So What's Heroku?

Heroku is effectively a cloud-based web application platform. By using it you don't have to worry about any physical hardware - Heroku'll take care of it. This is pretty groovy when you just want to put a site up and not worry about getting the actual boxes plugged in and running. On top of that, Heroku supports most of the trendier platforms and languages. In particular, they support Ruby on Rails, which we'll be using here. Pricing can be a little tricky, but for a quick application, one web worker thread with the smallest shared database is free. This is enough for our purposes. We'll be assuming that Ubuntu 11.10 is the operating system of choice.

Setup your Account

The first thing that needs to be done is setting up your account. The signup page is pretty straight forward. Heroku is nice enough to link everyone to their own quick start guide, which we will be paraphrasing here. You'll first want to grab the Heroku toolbelt, which is a client-side application that you can use to manage your applications. On Ubuntu, you just need to run...

wget -qO- | sh install the toolbelt. Typing...

heroku login

...will prompt you for your Heroku username and password. It will also ask if you want to generate and upload a SSH key for your account - you'll want to do that so you don't need to later. At this point you have a working Heroku user account and can authenticate against it.

Installing Ruby and Rails

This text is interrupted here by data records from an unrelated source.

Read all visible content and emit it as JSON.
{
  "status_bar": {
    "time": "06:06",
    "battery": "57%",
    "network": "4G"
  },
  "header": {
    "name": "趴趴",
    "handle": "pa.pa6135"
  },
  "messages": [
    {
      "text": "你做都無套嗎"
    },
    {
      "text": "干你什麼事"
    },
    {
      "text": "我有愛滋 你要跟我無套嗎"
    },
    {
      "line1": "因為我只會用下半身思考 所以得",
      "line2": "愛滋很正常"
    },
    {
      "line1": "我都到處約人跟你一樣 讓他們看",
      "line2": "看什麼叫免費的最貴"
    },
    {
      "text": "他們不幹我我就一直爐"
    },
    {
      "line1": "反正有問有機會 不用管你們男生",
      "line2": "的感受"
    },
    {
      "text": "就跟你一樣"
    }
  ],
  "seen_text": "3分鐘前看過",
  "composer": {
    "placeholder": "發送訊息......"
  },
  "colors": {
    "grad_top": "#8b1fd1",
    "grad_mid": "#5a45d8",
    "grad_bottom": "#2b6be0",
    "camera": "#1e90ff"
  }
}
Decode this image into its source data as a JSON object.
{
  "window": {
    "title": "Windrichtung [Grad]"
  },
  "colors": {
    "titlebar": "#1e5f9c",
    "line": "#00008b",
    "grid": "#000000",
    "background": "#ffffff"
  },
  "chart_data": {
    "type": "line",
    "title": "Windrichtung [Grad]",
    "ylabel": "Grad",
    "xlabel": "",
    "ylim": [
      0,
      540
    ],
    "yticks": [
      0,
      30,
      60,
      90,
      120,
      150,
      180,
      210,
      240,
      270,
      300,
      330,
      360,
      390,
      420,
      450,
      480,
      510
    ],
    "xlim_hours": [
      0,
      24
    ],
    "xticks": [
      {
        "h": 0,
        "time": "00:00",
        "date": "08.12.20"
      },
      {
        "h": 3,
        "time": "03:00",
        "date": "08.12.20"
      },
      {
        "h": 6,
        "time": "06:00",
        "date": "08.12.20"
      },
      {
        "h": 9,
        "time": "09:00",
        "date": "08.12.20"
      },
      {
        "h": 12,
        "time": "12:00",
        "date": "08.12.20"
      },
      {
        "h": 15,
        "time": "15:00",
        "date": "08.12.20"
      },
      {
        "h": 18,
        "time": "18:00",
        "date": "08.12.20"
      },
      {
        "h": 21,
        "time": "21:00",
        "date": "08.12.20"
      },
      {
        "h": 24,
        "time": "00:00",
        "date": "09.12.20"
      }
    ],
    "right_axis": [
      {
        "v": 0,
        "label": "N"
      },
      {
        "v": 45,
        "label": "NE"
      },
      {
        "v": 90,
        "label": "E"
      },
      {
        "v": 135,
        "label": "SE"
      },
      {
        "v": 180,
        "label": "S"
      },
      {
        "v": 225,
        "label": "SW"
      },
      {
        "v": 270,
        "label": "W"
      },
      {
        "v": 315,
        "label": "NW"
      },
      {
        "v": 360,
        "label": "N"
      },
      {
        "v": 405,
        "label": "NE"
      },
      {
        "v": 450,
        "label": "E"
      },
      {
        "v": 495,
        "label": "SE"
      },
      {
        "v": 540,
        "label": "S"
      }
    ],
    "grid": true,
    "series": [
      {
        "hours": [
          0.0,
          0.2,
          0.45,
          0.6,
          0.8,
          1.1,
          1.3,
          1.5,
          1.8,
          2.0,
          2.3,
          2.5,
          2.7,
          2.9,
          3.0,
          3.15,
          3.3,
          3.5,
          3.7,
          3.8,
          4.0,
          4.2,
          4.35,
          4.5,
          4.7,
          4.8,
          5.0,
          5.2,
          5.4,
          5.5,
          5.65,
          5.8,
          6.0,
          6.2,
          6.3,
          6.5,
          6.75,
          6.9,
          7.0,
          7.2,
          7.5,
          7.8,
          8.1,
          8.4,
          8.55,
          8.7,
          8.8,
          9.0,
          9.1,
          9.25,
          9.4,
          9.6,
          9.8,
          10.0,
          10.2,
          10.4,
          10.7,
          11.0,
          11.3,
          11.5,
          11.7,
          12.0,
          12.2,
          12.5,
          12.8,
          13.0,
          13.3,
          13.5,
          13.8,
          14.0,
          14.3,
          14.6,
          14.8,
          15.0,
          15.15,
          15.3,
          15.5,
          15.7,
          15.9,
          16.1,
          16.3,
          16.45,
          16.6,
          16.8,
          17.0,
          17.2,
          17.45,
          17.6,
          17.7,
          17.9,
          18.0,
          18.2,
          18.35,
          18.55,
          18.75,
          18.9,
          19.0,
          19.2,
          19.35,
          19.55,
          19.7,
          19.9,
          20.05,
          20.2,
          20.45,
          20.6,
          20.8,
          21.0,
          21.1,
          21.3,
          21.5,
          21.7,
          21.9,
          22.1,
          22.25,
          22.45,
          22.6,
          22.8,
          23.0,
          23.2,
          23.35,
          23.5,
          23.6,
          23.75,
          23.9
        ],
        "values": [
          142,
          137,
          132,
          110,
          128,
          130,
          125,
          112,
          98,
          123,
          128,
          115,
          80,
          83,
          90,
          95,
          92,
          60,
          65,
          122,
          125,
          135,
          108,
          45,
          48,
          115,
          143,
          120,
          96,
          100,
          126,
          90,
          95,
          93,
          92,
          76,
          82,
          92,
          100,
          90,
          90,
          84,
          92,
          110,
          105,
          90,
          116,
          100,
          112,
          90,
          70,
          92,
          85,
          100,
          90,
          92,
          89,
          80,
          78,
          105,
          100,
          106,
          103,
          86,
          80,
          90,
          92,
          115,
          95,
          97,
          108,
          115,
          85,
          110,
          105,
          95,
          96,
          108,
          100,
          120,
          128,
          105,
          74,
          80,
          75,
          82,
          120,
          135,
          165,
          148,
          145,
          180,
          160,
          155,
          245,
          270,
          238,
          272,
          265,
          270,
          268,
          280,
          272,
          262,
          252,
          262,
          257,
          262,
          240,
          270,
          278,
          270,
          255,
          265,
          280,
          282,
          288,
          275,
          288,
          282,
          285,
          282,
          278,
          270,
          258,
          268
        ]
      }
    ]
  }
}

For whatever reason, this can be kind of tricky on Ubuntu, particularly if Ruby or Rails is already on the system or was installed by aptitude. Luckily, we've made a script that takes a lot of the pain out. It is specifically for Ubuntu 11.10, but feel free to modify it to serve your purposes:

#! /bin/bash
sudo apt-get update
sudo apt-get install build-essential git-core curl postgresql libpq-dev
bash -s stable < <(curl -s
echo '[[ -s "$HOME/.rvm/scripts/rvm" ]] && source "$HOME/.rvm/scripts/rvm"' >> ~/.bashrc
. ~/.bashrc
sudo apt-get install build-essential openssl libreadline6 libreadline6-dev curl git-core zlib1g zlib1g-dev libssl-dev libyaml-dev libsqlite3-0 libsqlite3-dev sqlite3 libxml2-dev libxslt-dev autoconf libc6-dev ncurses-dev automake libtool bison subversion
rvm install 1.9.3
rvm --default use 1.9.3
gem install rails -v 3.2.1
Basically, it will update Ubuntu with aptitude, install a number of Heroku dependencies like Postgresql, and then grab RVM, the Ruby Version Manager. It uses this to install Ruby and Rails. One should do it this way on Ubuntu, and never directly with aptitude.

Creating your Application

You'll want to make a new folder for this - let's place it in ~/projects. From the projects directory, do...

heroku create --stack cedar

This will have Heroku create your actual application. It will have an application name in the form of adjective-noun-####. If you open a browser window and visit, you should see a Heroku welcome page. It's easiest to pull down the repository via git to actually put rails on it. For this, you should do something like

git clone

The actual repository is empty at this point, but the clone operation will create the application folder in your projects directory. We're now going to do something loosely like the guide here. First, we need to create our Rails app locally. From the projects directory, we can create it with

rails new adjective-noun-####

This will populate your application folder with a Rails skeleton. We then need to swap out the sqlite3 gem for the PostgreSQL gem from the Gemfile in the root of the application folder. Just change...

gem 'sqlite3'

gem 'pg'

and then run 'bundle install' to grab the correct PostgreSQL gems. We can then commit and push our changes to our Heroku server with

git commit -a

git push origin master

If all goes well, Heroku will compile and run the pushed Rails app. If you visit your application web site in a browser, you should see this:

If so, all is well, and you now have Ruby on Rails running on the Heroku environment.  Happy hacking!